Task prompt
Read the entries that follow and give each one again precisely.

* * * * * * *

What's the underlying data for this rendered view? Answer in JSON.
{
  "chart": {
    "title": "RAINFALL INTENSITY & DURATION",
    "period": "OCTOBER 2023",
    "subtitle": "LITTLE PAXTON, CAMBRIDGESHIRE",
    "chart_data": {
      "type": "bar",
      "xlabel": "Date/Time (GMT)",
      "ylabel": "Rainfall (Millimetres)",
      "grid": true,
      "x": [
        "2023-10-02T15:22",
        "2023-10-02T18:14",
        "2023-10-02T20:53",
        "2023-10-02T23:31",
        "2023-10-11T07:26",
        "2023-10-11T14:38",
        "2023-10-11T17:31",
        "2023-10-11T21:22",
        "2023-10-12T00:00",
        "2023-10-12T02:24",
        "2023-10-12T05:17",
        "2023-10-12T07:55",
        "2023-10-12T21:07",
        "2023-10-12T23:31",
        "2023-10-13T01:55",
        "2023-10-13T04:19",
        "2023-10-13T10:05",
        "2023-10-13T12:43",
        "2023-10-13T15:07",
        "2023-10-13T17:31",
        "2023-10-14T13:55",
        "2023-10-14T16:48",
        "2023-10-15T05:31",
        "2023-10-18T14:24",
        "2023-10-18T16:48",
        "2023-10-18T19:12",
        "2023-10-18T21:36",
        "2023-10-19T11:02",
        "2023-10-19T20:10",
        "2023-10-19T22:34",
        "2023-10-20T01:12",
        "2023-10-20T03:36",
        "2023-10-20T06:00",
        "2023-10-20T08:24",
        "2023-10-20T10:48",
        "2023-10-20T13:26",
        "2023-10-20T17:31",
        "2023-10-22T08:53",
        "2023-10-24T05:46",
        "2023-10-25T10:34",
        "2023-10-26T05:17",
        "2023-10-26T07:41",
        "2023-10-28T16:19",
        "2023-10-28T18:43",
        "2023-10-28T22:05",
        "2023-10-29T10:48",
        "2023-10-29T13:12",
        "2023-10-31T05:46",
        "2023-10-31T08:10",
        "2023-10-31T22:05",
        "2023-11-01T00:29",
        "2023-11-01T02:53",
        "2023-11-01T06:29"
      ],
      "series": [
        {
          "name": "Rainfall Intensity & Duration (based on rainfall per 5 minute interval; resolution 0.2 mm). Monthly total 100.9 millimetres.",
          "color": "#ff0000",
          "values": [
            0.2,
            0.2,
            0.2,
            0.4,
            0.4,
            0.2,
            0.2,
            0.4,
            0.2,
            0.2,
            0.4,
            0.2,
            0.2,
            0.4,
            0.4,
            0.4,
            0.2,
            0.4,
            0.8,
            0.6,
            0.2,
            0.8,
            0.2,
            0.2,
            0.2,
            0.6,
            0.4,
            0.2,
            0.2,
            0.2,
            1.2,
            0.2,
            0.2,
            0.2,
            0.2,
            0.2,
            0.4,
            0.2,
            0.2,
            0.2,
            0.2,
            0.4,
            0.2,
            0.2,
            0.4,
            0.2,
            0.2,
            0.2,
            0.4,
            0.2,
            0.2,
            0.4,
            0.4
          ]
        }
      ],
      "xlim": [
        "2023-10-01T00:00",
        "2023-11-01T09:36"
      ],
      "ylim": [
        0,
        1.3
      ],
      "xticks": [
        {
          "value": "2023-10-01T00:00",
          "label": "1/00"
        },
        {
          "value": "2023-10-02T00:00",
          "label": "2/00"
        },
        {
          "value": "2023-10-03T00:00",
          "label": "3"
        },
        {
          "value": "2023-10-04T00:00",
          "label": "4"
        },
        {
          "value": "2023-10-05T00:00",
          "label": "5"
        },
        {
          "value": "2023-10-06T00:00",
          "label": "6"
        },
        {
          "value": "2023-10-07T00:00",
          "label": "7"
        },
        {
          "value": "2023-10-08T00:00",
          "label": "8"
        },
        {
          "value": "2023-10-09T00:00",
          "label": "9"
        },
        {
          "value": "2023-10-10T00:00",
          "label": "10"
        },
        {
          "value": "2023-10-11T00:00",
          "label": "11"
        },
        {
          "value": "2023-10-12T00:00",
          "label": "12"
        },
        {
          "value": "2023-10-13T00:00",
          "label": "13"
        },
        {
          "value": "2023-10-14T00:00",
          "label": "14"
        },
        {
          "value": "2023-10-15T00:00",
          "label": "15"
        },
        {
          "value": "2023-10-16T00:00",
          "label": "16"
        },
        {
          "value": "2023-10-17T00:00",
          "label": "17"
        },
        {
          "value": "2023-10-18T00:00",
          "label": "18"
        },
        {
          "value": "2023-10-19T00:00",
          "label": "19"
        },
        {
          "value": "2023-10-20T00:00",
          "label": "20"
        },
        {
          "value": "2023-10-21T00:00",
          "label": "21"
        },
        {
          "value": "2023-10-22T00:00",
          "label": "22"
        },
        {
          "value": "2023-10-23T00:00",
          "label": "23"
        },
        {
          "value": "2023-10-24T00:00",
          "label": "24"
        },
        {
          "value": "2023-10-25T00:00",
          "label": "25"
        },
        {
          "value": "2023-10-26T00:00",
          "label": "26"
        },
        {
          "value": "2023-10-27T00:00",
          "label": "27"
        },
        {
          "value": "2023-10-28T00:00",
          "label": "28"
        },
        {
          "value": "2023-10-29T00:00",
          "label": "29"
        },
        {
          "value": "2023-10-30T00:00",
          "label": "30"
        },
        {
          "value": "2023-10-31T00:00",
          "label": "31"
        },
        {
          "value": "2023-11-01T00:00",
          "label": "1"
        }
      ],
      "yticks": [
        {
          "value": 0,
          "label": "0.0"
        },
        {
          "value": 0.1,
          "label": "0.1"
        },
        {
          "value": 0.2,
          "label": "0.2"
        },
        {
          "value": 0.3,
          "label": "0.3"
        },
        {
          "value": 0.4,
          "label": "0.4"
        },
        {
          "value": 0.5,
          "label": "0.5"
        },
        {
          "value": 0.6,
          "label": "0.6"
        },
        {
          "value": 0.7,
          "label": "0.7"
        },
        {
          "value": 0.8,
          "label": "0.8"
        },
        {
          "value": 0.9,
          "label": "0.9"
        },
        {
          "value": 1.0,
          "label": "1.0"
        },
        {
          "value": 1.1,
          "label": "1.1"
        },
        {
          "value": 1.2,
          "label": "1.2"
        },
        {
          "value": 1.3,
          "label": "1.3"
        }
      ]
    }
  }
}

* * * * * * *

Task answer
What's the underlying data for this rendered view? Answer in JSON.
{
  "chart": {
    "title": "RAINFALL INTENSITY & DURATION",
    "period": "OCTOBER 2023",
    "subtitle": "LITTLE PAXTON, CAMBRIDGESHIRE",
    "chart_data": {
      "type": "bar",
      "xlabel": "Date/Time (GMT)",
      "ylabel": "Rainfall (Millimetres)",
      "grid": true,
      "x": [
        "2023-10-02T15:22",
        "2023-10-02T18:14",
        "2023-10-02T20:53",
        "2023-10-02T23:31",
        "2023-10-11T07:26",
        "2023-10-11T14:38",
        "2023-10-11T17:31",
        "2023-10-11T21:22",
        "2023-10-12T00:00",
        "2023-10-12T02:24",
        "2023-10-12T05:17",
        "2023-10-12T07:55",
        "2023-10-12T21:07",
        "2023-10-12T23:31",
        "2023-10-13T01:55",
        "2023-10-13T04:19",
        "2023-10-13T10:05",
        "2023-10-13T12:43",
        "2023-10-13T15:07",
        "2023-10-13T17:31",
        "2023-10-14T13:55",
        "2023-10-14T16:48",
        "2023-10-15T05:31",
        "2023-10-18T14:24",
        "2023-10-18T16:48",
        "2023-10-18T19:12",
        "2023-10-18T21:36",
        "2023-10-19T11:02",
        "2023-10-19T20:10",
        "2023-10-19T22:34",
        "2023-10-20T01:12",
        "2023-10-20T03:36",
        "2023-10-20T06:00",
        "2023-10-20T08:24",
        "2023-10-20T10:48",
        "2023-10-20T13:26",
        "2023-10-20T17:31",
        "2023-10-22T08:53",
        "2023-10-24T05:46",
        "2023-10-25T10:34",
        "2023-10-26T05:17",
        "2023-10-26T07:41",
        "2023-10-28T16:19",
        "2023-10-28T18:43",
        "2023-10-28T22:05",
        "2023-10-29T10:48",
        "2023-10-29T13:12",
        "2023-10-31T05:46",
        "2023-10-31T08:10",
        "2023-10-31T22:05",
        "2023-11-01T00:29",
        "2023-11-01T02:53",
        "2023-11-01T06:29"
      ],
      "series": [
        {
          "name": "Rainfall Intensity & Duration (based on rainfall per 5 minute interval; resolution 0.2 mm). Monthly total 100.9 millimetres.",
          "color": "#ff0000",
          "values": [
            0.2,
            0.2,
            0.2,
            0.4,
            0.4,
            0.2,
            0.2,
            0.4,
            0.2,
            0.2,
            0.4,
            0.2,
            0.2,
            0.4,
            0.4,
            0.4,
            0.2,
            0.4,
            0.8,
            0.6,
            0.2,
            0.8,
            0.2,
            0.2,
            0.2,
            0.6,
            0.4,
            0.2,
            0.2,
            0.2,
            1.2,
            0.2,
            0.2,
            0.2,
            0.2,
            0.2,
            0.4,
            0.2,
            0.2,
            0.2,
            0.2,
            0.4,
            0.2,
            0.2,
            0.4,
            0.2,
            0.2,
            0.2,
            0.4,
            0.2,
            0.2,
            0.4,
            0.4
          ]
        }
      ],
      "xlim": [
        "2023-10-01T00:00",
        "2023-11-01T09:36"
      ],
      "ylim": [
        0,
        1.3
      ],
      "xticks": [
        {
          "value": "2023-10-01T00:00",
          "label": "1/00"
        },
        {
          "value": "2023-10-02T00:00",
          "label": "2/00"
        },
        {
          "value": "2023-10-03T00:00",
          "label": "3"
        },
        {
          "value": "2023-10-04T00:00",
          "label": "4"
        },
        {
          "value": "2023-10-05T00:00",
          "label": "5"
        },
        {
          "value": "2023-10-06T00:00",
          "label": "6"
        },
        {
          "value": "2023-10-07T00:00",
          "label": "7"
        },
        {
          "value": "2023-10-08T00:00",
          "label": "8"
        },
        {
          "value": "2023-10-09T00:00",
          "label": "9"
        },
        {
          "value": "2023-10-10T00:00",
          "label": "10"
        },
        {
          "value": "2023-10-11T00:00",
          "label": "11"
        },
        {
          "value": "2023-10-12T00:00",
          "label": "12"
        },
        {
          "value": "2023-10-13T00:00",
          "label": "13"
        },
        {
          "value": "2023-10-14T00:00",
          "label": "14"
        },
        {
          "value": "2023-10-15T00:00",
          "label": "15"
        },
        {
          "value": "2023-10-16T00:00",
          "label": "16"
        },
        {
          "value": "2023-10-17T00:00",
          "label": "17"
        },
        {
          "value": "2023-10-18T00:00",
          "label": "18"
        },
        {
          "value": "2023-10-19T00:00",
          "label": "19"
        },
        {
          "value": "2023-10-20T00:00",
          "label": "20"
        },
        {
          "value": "2023-10-21T00:00",
          "label": "21"
        },
        {
          "value": "2023-10-22T00:00",
          "label": "22"
        },
        {
          "value": "2023-10-23T00:00",
          "label": "23"
        },
        {
          "value": "2023-10-24T00:00",
          "label": "24"
        },
        {
          "value": "2023-10-25T00:00",
          "label": "25"
        },
        {
          "value": "2023-10-26T00:00",
          "label": "26"
        },
        {
          "value": "2023-10-27T00:00",
          "label": "27"
        },
        {
          "value": "2023-10-28T00:00",
          "label": "28"
        },
        {
          "value": "2023-10-29T00:00",
          "label": "29"
        },
        {
          "value": "2023-10-30T00:00",
          "label": "30"
        },
        {
          "value": "2023-10-31T00:00",
          "label": "31"
        },
        {
          "value": "2023-11-01T00:00",
          "label": "1"
        }
      ],
      "yticks": [
        {
          "value": 0,
          "label": "0.0"
        },
        {
          "value": 0.1,
          "label": "0.1"
        },
        {
          "value": 0.2,
          "label": "0.2"
        },
        {
          "value": 0.3,
          "label": "0.3"
        },
        {
          "value": 0.4,
          "label": "0.4"
        },
        {
          "value": 0.5,
          "label": "0.5"
        },
        {
          "value": 0.6,
          "label": "0.6"
        },
        {
          "value": 0.7,
          "label": "0.7"
        },
        {
          "value": 0.8,
          "label": "0.8"
        },
        {
          "value": 0.9,
          "label": "0.9"
        },
        {
          "value": 1.0,
          "label": "1.0"
        },
        {
          "value": 1.1,
          "label": "1.1"
        },
        {
          "value": 1.2,
          "label": "1.2"
        },
        {
          "value": 1.3,
          "label": "1.3"
        }
      ]
    }
  }
}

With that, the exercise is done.